DEMYSTIFYING WHAT IT MEANS TO BE AT FINAL HEARING AND WHAT TO DO AS A WITNESS ON THE STAND
Few people involved in family law proceedings actually end up in the witness box but when they do, the experiences can be incredibly daunting and unfamiliar. Shedding light on the process and what you can do to prepare helps you to feel more comfortable within the hearing and the possibility of being called to give evidence.
Experienced barrister, Mr Giles Stapleton, of 9 Selborne Chambers, shares his tips and recommendations on being a witness, an ideal client and surviving a day (or several) in a Court hearing with www.DivorceAnswered.com.au.
Briefing the barrister. Your barrister is only as good as the briefing s/he is given before preparing for the hearing by your lawyer. It is crucial that preparation isn’t skimped on and that the process is meticulous and thorough.
Your lawyer should provide all relevant information to your barrister so s/he can prepare, formulate arguments and present the facts of your case in a way that works in your favour.
Mr Stapleton outlines the briefing and preparation process as follows:
Preparing yourself for court. Minimising distractions while at court are a must. If you are there, you need to be able to focus on the task at hand, pay attention and bring any issues, questions or inconsistencies to your legal team’s attention. Mr Stapleton suggests:
The witness stand can be a daunting and confronting place to sit. It is wise to think about these guides:
Qualities that make up a great witness include:
• A person who is intent on telling the truth in direct response to the questions rather than telling their story in answer to a question that did not ask for that;
• Making concessions that do not reflect favourably on you if that is truthful because then the Judge is more likely to believe you when you tell the truth about something positive for your case
As a client, you can make your barrister’s job easier by:
• Being upfront and honest about unpleasant allegations of the other side so a strategy can be developed to present the truth in the least damaging light
• Being truthful, open and honest including by saying you can’t recall something if that is true, rather than being tempted to make something up to make the story sound better or not as bad
“A successful outcome for you, as the client, may be creating sufficient doubt in the Judge’s mind about the other parties’ unpleasant claims, reducing the impact of the more difficult parts of your own case, exposing lies and deceit of the other party or simply proving your position to be true ,” explains Mr Stapleton.

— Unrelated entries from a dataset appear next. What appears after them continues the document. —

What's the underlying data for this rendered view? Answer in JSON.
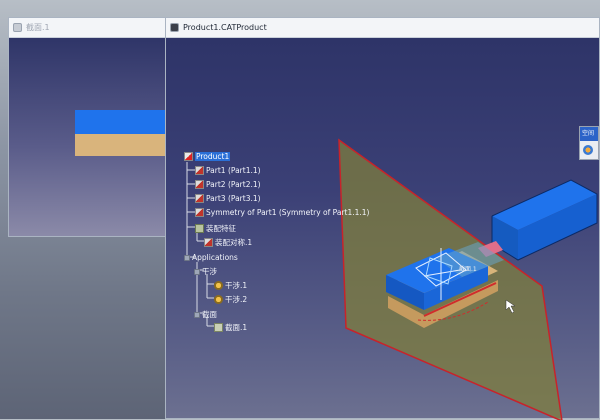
{
  "left_window": {
    "title": "截面.1"
  },
  "main_window": {
    "title": "Product1.CATProduct"
  },
  "tree": [
    {
      "id": "product",
      "label": "Product1",
      "icon": "product-icon",
      "selected": true
    },
    {
      "id": "part1",
      "label": "Part1 (Part1.1)",
      "icon": "part-icon"
    },
    {
      "id": "part2",
      "label": "Part2 (Part2.1)",
      "icon": "part-icon"
    },
    {
      "id": "part3",
      "label": "Part3 (Part3.1)",
      "icon": "part-icon"
    },
    {
      "id": "sym",
      "label": "Symmetry of Part1 (Symmetry of Part1.1.1)",
      "icon": "part-icon"
    },
    {
      "id": "asm-feat",
      "label": "装配特征",
      "icon": "constraint-icon"
    },
    {
      "id": "asm-sym",
      "label": "装配对称.1",
      "icon": "part-icon"
    },
    {
      "id": "apps",
      "label": "Applications",
      "icon": "application-icon"
    },
    {
      "id": "interf",
      "label": "干涉",
      "icon": "application-icon"
    },
    {
      "id": "interf1",
      "label": "干涉.1",
      "icon": "interference-icon"
    },
    {
      "id": "interf2",
      "label": "干涉.2",
      "icon": "interference-icon"
    },
    {
      "id": "sections",
      "label": "截面",
      "icon": "application-icon"
    },
    {
      "id": "section1",
      "label": "截面.1",
      "icon": "section-icon"
    }
  ],
  "scene": {
    "plane_label": "截面.1",
    "colors": {
      "plane": "#7a7a3a",
      "top": "#1f6ee6",
      "base": "#d4b074",
      "rim": "#d02c2c"
    }
  },
  "popup": {
    "title": "空间"
  }
}
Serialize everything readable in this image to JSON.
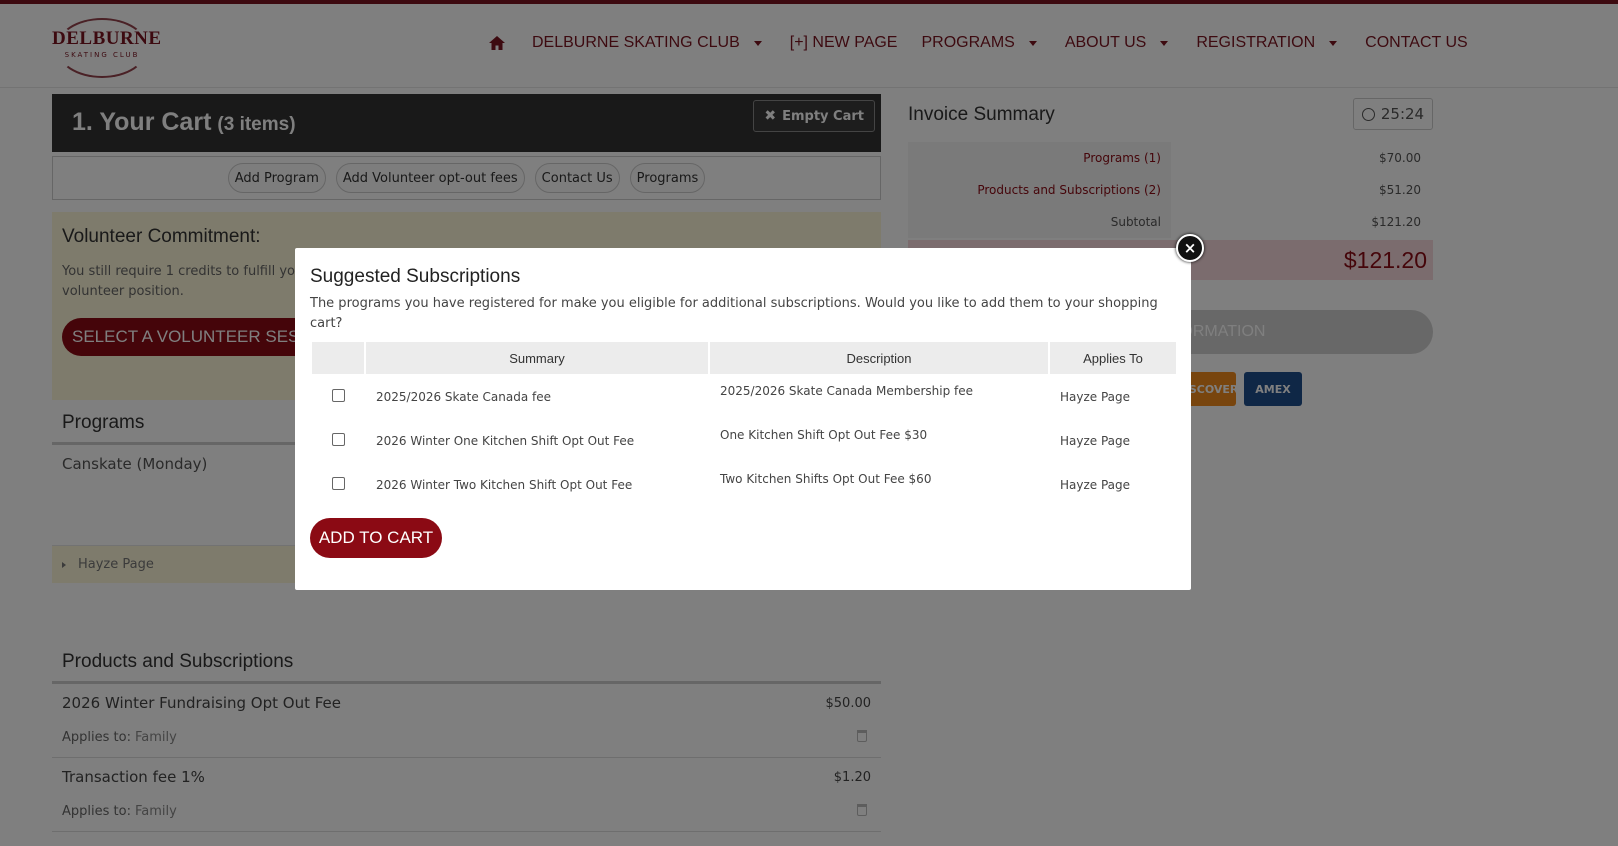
{
  "header": {
    "logo_line1": "DELBURNE",
    "logo_line2": "SKATING CLUB",
    "nav": [
      {
        "label": "DELBURNE SKATING CLUB",
        "dropdown": true
      },
      {
        "label": "[+] NEW PAGE",
        "dropdown": false
      },
      {
        "label": "PROGRAMS",
        "dropdown": true
      },
      {
        "label": "ABOUT US",
        "dropdown": true
      },
      {
        "label": "REGISTRATION",
        "dropdown": true
      },
      {
        "label": "CONTACT US",
        "dropdown": false
      }
    ]
  },
  "cart": {
    "title": "1. Your Cart",
    "count": "(3 items)",
    "empty_label": "Empty Cart",
    "tabs": [
      "Add Program",
      "Add Volunteer opt-out fees",
      "Contact Us",
      "Programs"
    ]
  },
  "volunteer": {
    "title": "Volunteer Commitment:",
    "text": "You still require 1 credits to fulfill your volunteer position.",
    "button": "SELECT A VOLUNTEER SESSION"
  },
  "programs": {
    "title": "Programs",
    "item": "Canskate (Monday)",
    "member": "Hayze Page"
  },
  "products": {
    "title": "Products and Subscriptions",
    "applies_label": "Applies to:",
    "items": [
      {
        "name": "2026 Winter Fundraising Opt Out Fee",
        "price": "$50.00",
        "applies": "Family"
      },
      {
        "name": "Transaction fee 1%",
        "price": "$1.20",
        "applies": "Family"
      }
    ]
  },
  "invoice": {
    "title": "Invoice Summary",
    "timer": "25:24",
    "rows": [
      {
        "label": "Programs (1)",
        "value": "$70.00",
        "link": true
      },
      {
        "label": "Products and Subscriptions (2)",
        "value": "$51.20",
        "link": true
      },
      {
        "label": "Subtotal",
        "value": "$121.20",
        "link": false
      }
    ],
    "total": "$121.20",
    "confirm": "CONFIRM INFORMATION",
    "cards": [
      {
        "label": "DISCOVER",
        "color": "#f08a1c"
      },
      {
        "label": "AMEX",
        "color": "#1f4e8c"
      }
    ]
  },
  "modal": {
    "title": "Suggested Subscriptions",
    "description": "The programs you have registered for make you eligible for additional subscriptions. Would you like to add them to your shopping cart?",
    "columns": [
      "",
      "Summary",
      "Description",
      "Applies To"
    ],
    "rows": [
      {
        "summary": "2025/2026 Skate Canada fee",
        "description": "2025/2026 Skate Canada Membership fee",
        "applies": "Hayze Page"
      },
      {
        "summary": "2026 Winter One Kitchen Shift Opt Out Fee",
        "description": "One Kitchen Shift Opt Out Fee $30",
        "applies": "Hayze Page"
      },
      {
        "summary": "2026 Winter Two Kitchen Shift Opt Out Fee",
        "description": "Two Kitchen Shifts Opt Out Fee $60",
        "applies": "Hayze Page"
      }
    ],
    "add_button": "ADD TO CART",
    "close_glyph": "×"
  }
}
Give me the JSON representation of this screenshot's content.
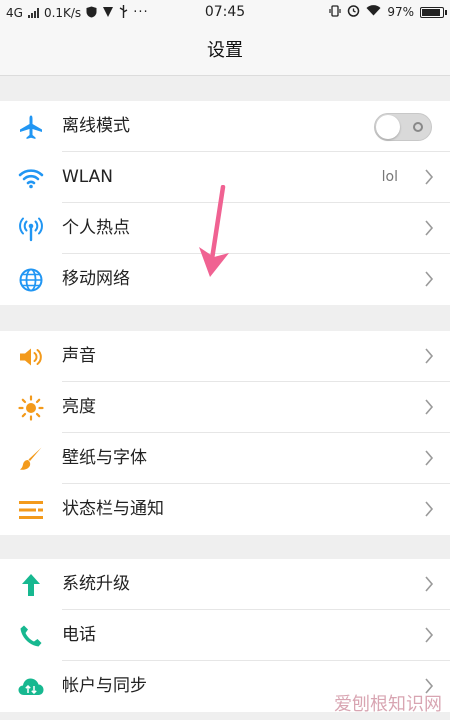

Ultimately, the end result lies with the Judge and their interpretation of the law and evidence presented. All that you can do is focus on is the evidence and presenting yourself in a clear and honest manner.
Mr Giles Stapleton is a barrister at 9 Selborne Chambers, Sydney. His family law practice is mainly property cases with increasing focus of parties to a marriage against third party creditors and trustees. He acts in both the NSW Supreme Court and Family law Courts throughout Australia. He also accepts difficult parenting briefs and matters. Contact Mr Stapleton on firstname.lastname@example.org or 02 9233 5188.
Related article: How to feel empowered at final hearing